It is easy to see how if we stayed some place for one month, we could greatly cut our living costs. Our biggest expenses are transportation and hotels. Many of the young backpackers that we have met are traveling on $30 a day! So far we are living on a good bit less than at home, but here we are living a life of excitement and adventure!
Even though we are living on less, we are not denying ourselves anything (saving that for Europe). We regularly splurge on upscale restaurants, nice hotels or home rentals and I have rewarded myself with regular two hour massages after bouts in the wilderness. We are visiting world class museums, drinking fine wine and visiting places we dreamed about. I am determined to enjoy all of the different ceviches on the continent it was created, thank you Peru! Our standard of living in South America exceeds our standard of living at home (lots more to do), and the money we are saving can go toward other things.
By doing research before we left, we are able to save more than other International trips we have taken in the past. For example, we opened a Capital 360 account with Citibank because they refund all ATM fees worldwide. We are not charged international transaction fees and the exchange rate is set the day that we withdraw the money.
Another way that we have saved money is by switching cell phone companies. We switched to T-Mobile because they offer unlimited data and free cell service world wide. On top of that, our monthly bill is about $200 less than with our prior carrier, AT&T.
We also purchased travel insurance for the year which covers everything from lost baggage, delayed flights, emergency medical evacuation to the US, medical and dental, car rental, etc. The cost for the year was just a little more than a regular domestic flight, but it will cover all of our cruises, flights, and travel for the entire year.
For internet access we use Express VPN so that our internet transactions will be secure when we are using public Wi-Fi to conduct business such as monitoring our home, banking, and paying bills. It also allows us to use our HBO Go and Netflix for the nights when we want to just stay in.
Also, the internet has made it easy for us to stay in touch with friends and family. We regularly use FaceTime and texting apps.
We use Google Translate daily to read a menu or a placard in a museum or to ask directions. We downloaded it so we are able to use it even when we have no internet. It has been a life saver when we need to explain something complicated and to supplement my charades and high school Spanish. It has also been wonderful using the voice app to have meaningful conversations with new friends.
Traveling has made some things easier, for example I don’t miss doing laundry. Here, I just send it out and it usually runs around $3 to $4 to have it back in a few hours all nice and clean and nicely folded. I also don’t miss housework, cooking or driving, sorry but I don't!
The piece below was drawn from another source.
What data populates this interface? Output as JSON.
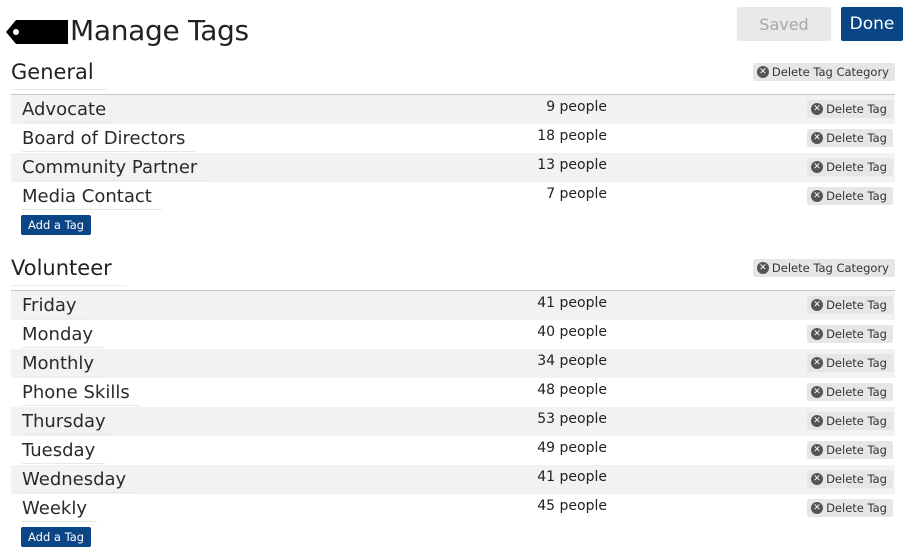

The things I thought that I would miss, like movies, are all available in theaters, in English in the bigger cities and the popcorn is great, they just don’t have my Junior Mints. So far the only thing that we could not find was a Reese’s peanut butter cup on Halloween, so we loaded up on Snickers and M&M’s instead!
So all of our research and planning has paid off and we are living our dream on less that what it costs for us to be at home. Everyday is an adventure and the best part is we know home is just a call away!
Please feel free to email us, if you have any questions or need more information at Jennifer@OlAroundTheWorld.com or Oliver@OlAroundTheWorld.com